Records for the exercise below:

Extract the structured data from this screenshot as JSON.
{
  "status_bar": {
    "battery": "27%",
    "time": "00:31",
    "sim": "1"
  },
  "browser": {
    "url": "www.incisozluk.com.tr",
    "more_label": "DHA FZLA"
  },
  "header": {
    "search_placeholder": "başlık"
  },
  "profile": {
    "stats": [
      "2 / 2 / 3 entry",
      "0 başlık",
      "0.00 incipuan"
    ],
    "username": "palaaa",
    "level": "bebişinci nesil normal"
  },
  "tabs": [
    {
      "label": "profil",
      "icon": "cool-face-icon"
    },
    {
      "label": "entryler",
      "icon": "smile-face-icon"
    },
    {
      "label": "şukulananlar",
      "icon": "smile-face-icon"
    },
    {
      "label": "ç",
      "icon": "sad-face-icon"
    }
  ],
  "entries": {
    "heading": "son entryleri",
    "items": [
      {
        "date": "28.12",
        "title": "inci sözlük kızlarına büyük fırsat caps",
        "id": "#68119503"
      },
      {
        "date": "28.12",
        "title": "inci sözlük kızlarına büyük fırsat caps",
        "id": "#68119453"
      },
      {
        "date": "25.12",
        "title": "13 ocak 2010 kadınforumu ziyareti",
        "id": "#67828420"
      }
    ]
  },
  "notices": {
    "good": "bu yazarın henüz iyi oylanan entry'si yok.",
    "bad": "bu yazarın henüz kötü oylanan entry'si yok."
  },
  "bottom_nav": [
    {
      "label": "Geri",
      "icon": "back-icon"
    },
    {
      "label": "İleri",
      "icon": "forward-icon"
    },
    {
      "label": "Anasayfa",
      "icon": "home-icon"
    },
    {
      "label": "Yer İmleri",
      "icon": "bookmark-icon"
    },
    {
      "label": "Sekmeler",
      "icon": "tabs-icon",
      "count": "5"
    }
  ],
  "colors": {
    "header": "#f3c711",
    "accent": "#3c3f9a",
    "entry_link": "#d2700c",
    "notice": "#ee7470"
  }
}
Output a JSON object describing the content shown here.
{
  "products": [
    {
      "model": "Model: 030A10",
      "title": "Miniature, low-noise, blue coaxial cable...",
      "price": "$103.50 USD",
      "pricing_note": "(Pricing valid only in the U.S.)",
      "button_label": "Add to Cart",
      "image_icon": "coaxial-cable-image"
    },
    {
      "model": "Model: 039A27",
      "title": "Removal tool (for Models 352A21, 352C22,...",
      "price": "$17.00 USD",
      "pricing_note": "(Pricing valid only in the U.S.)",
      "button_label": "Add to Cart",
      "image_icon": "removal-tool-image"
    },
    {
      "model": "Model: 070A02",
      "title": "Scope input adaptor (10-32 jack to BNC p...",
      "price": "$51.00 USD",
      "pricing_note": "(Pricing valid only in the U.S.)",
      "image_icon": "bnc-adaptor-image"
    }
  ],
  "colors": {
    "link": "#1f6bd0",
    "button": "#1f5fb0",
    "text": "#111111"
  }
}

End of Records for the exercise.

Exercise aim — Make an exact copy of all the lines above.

The completed task —
Extract the structured data from this screenshot as JSON.
{
  "status_bar": {
    "battery": "27%",
    "time": "00:31",
    "sim": "1"
  },
  "browser": {
    "url": "www.incisozluk.com.tr",
    "more_label": "DHA FZLA"
  },
  "header": {
    "search_placeholder": "başlık"
  },
  "profile": {
    "stats": [
      "2 / 2 / 3 entry",
      "0 başlık",
      "0.00 incipuan"
    ],
    "username": "palaaa",
    "level": "bebişinci nesil normal"
  },
  "tabs": [
    {
      "label": "profil",
      "icon": "cool-face-icon"
    },
    {
      "label": "entryler",
      "icon": "smile-face-icon"
    },
    {
      "label": "şukulananlar",
      "icon": "smile-face-icon"
    },
    {
      "label": "ç",
      "icon": "sad-face-icon"
    }
  ],
  "entries": {
    "heading": "son entryleri",
    "items": [
      {
        "date": "28.12",
        "title": "inci sözlük kızlarına büyük fırsat caps",
        "id": "#68119503"
      },
      {
        "date": "28.12",
        "title": "inci sözlük kızlarına büyük fırsat caps",
        "id": "#68119453"
      },
      {
        "date": "25.12",
        "title": "13 ocak 2010 kadınforumu ziyareti",
        "id": "#67828420"
      }
    ]
  },
  "notices": {
    "good": "bu yazarın henüz iyi oylanan entry'si yok.",
    "bad": "bu yazarın henüz kötü oylanan entry'si yok."
  },
  "bottom_nav": [
    {
      "label": "Geri",
      "icon": "back-icon"
    },
    {
      "label": "İleri",
      "icon": "forward-icon"
    },
    {
      "label": "Anasayfa",
      "icon": "home-icon"
    },
    {
      "label": "Yer İmleri",
      "icon": "bookmark-icon"
    },
    {
      "label": "Sekmeler",
      "icon": "tabs-icon",
      "count": "5"
    }
  ],
  "colors": {
    "header": "#f3c711",
    "accent": "#3c3f9a",
    "entry_link": "#d2700c",
    "notice": "#ee7470"
  }
}
Output a JSON object describing the content shown here.
{
  "products": [
    {
      "model": "Model: 030A10",
      "title": "Miniature, low-noise, blue coaxial cable...",
      "price": "$103.50 USD",
      "pricing_note": "(Pricing valid only in the U.S.)",
      "button_label": "Add to Cart",
      "image_icon": "coaxial-cable-image"
    },
    {
      "model": "Model: 039A27",
      "title": "Removal tool (for Models 352A21, 352C22,...",
      "price": "$17.00 USD",
      "pricing_note": "(Pricing valid only in the U.S.)",
      "button_label": "Add to Cart",
      "image_icon": "removal-tool-image"
    },
    {
      "model": "Model: 070A02",
      "title": "Scope input adaptor (10-32 jack to BNC p...",
      "price": "$51.00 USD",
      "pricing_note": "(Pricing valid only in the U.S.)",
      "image_icon": "bnc-adaptor-image"
    }
  ],
  "colors": {
    "link": "#1f6bd0",
    "button": "#1f5fb0",
    "text": "#111111"
  }
}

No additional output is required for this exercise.